And I said "why?" And he says "Well, couple of real good reasons. One, lot of them can't pass the drug test. That's one. Number two, some of them say 'call me when my unemployment runs out.'"In the same week, Ohio's Rep. Bill Johnson, responding to a constituent asking if the government could drug test welfare recipients, said:
Sure, believe it or not, we actually passed some legislation in 2011 to do exactly that. It was part of unemployment compensation reform…. But there are employers up and down the river in Ohio that say "I can’t find workers because the kind of job that we need them to do—I can’t find people that can pass the drug test." And those people will come in and they will find out they gotta take a drug test and they’ll even leave and won’t take the drug test but they’ll use that employer sign-off to go back and stay on unemployment. They’ll use their unemployment checks for buying their drugs.The previous week, Rep. Dave Joyce, also of Ohio, lamenting jobs that go unfilled:
And the trouble is, it's because they either can't find people to come to work sober, daily, drug-free and want to learn the necessary skills going forward to be able to do those jobsWas this part of the official House GOP talking points for August recess? In any case, these are not new claims. The problem is, they're so consistently wrong. In 2011, South Carolina Gov. Nikki Haley claimed that a nuclear reservation in her state was having trouble filling jobs because half of the applicants failed a drug test. Problem was, the number of applicants failing a drug test was actually less than one percent. When Florida required drug testing for welfare seekers, it cost the state $118,140, $45,000 more than would have been paid out in benefits, in the four months before a court shut the program down, because only 2.6 percent of applicants failed the test. A similar law in Utah caught just 12 people applying for welfare while testing positive for drugs between August 2012 and July 2013.

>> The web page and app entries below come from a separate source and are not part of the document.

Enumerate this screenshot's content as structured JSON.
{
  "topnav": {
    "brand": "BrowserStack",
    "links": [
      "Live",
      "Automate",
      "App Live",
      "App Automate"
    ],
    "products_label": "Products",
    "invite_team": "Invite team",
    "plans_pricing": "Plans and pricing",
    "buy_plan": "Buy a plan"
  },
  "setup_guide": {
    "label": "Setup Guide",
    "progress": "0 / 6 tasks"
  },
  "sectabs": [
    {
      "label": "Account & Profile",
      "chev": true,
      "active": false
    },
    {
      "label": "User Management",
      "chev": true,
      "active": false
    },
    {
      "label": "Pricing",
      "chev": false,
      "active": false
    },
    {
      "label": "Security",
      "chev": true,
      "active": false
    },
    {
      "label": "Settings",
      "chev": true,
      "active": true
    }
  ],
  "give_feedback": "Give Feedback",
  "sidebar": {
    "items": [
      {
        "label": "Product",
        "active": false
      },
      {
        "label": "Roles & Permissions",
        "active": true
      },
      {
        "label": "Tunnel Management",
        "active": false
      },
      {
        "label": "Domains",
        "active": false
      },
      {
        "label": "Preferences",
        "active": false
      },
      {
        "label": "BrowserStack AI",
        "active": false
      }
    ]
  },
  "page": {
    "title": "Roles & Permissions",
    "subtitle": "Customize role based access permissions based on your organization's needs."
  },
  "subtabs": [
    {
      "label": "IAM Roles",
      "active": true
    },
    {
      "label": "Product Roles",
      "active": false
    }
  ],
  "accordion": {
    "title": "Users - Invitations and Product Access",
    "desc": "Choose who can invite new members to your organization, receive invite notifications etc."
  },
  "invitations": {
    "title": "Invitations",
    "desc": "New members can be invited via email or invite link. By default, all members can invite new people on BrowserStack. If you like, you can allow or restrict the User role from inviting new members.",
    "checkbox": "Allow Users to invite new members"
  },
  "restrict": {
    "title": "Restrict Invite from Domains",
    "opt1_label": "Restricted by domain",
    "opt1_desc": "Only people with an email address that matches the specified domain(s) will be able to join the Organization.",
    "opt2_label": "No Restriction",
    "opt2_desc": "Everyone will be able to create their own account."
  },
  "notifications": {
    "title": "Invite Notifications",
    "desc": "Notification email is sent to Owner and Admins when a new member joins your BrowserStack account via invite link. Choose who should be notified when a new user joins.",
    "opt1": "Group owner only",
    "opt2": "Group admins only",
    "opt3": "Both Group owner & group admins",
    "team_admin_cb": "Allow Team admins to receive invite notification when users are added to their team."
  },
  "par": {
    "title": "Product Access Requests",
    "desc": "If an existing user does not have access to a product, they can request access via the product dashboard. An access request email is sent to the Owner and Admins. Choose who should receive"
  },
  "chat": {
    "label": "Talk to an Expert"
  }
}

It's not hard to see why this is such an appealing story for Republicans to tell: It not only provides them with the excuse they want to cut every form of government assistance, from food stamps to unemployment insurance, but it gets them off the hook for job creation, too, since the claim—made explicitly by Joyce—is that there are tons of jobs out there if only jobless Americans weren't too lazy and drug-addicted to be worth hiring. In fact, not only are the number of job openings dwarfed by the number of job-seekers, but there's a pile of evidence showing that it's employers, not workers, who are to blame for most unfilled job openings. None of this discourages Republicans, though—why would they worry about facts when they can fall back on lazy stereotypes and urban legends that make their policies look halfway plausible?